Cloud and software-as-a-service applications such as Google Docs, Evernote, iCloud and Dropbox are very convenient for users, but problematic from a security point of view. As these services process data in unencrypted form on their servers, users must blindly trust the cloud provider to prevent unauthorised access and to maintain integrity of the data. A security breach of the cloud provider could have disastrous consequences.
Many professions deal with highly sensitive data. For example:
- doctors deal with electronic medical records,
- legal advisors communicate with their clients under legal privilege,
- journalists collaborate on stories and communicate with their sources,
- engineers work on designs for power stations and chemical plants,
- financial services handle sensitive client details,
- diplomats privately negotiate solutions to international disagreements; and
- law enforcement services share details of ongoing investigations.
In such environments, blindly entrusting the data to a cloud service is difficult or impossible to justify, as these professions are often subject to strict compliance regulations and confidentiality obligations.
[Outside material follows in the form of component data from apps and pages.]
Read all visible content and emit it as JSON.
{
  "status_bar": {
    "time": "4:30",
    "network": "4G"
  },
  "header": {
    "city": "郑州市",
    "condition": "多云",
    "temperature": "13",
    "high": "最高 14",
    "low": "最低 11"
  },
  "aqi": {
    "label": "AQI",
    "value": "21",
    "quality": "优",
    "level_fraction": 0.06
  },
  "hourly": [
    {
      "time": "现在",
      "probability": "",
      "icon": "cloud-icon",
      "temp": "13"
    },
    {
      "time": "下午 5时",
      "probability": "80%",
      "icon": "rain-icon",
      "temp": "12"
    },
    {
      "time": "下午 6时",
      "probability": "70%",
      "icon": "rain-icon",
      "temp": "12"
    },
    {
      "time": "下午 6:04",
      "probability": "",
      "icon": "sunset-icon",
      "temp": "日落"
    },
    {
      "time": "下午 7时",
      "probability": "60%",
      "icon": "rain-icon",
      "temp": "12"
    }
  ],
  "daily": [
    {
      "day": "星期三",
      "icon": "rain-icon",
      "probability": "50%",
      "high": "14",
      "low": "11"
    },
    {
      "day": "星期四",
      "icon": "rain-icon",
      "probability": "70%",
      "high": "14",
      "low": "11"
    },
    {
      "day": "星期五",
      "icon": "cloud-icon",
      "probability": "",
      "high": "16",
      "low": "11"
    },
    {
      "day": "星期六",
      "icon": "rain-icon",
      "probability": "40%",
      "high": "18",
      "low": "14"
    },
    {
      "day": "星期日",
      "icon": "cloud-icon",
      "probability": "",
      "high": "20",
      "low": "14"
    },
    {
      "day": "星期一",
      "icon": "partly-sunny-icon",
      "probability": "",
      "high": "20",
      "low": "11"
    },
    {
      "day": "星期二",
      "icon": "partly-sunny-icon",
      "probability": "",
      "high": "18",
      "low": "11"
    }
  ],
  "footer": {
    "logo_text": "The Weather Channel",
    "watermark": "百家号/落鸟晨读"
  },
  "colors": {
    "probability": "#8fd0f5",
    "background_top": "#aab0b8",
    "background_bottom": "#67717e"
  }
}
In this project, we are exploring techniques for Trust-Reducing Verifiable Exchange of data (TRVE Data, pronounced "true data"). Our goal is to create the foundations for applications that are as usable and convenient as today's cloud services, while reducing the amount of trust that is placed in third parties.
In particular, we are exploring cryptographic techniques for improving confidentiality, preventing unauthorised access to sensitive data; integrity, ensuring data items cannot be tampered with; and availability, ensuring continued access to data in the face of malice.
This project touches on many areas of computer security, distributed systems and human-computer interaction. We are applying end-to-end encryption and integrity proof techniques to the domain of databases and real-time collaborative applications. We are designing user interfaces to encourage safe user behaviour. We are building upon a long history of distributed systems research to create data synchronisation mechanisms that are robust to both malicious and accidental network interference.
In the following demo we show an example of a distributed text editor which supports offline editing and does not require the server to modify any messages sent between clients. This is implemented using Operation-Based Conflict-Free Replicated Data Types. The next step is to support end-to-end encryption!
The software being developed as part of this project is open source, and is available from our Github page under the Apache 2.0 license. Please note that at present, the software is highly experimental and should not be used for any important purposes.
|Alastair Beresford||Martin Kleppmann||Stephan Kollmann||Diana Vasile|
Alastair and Martin are supported by Boeing, Stephan is supported by Microsoft Research Cambridge, and Diana is supported by EPSRC.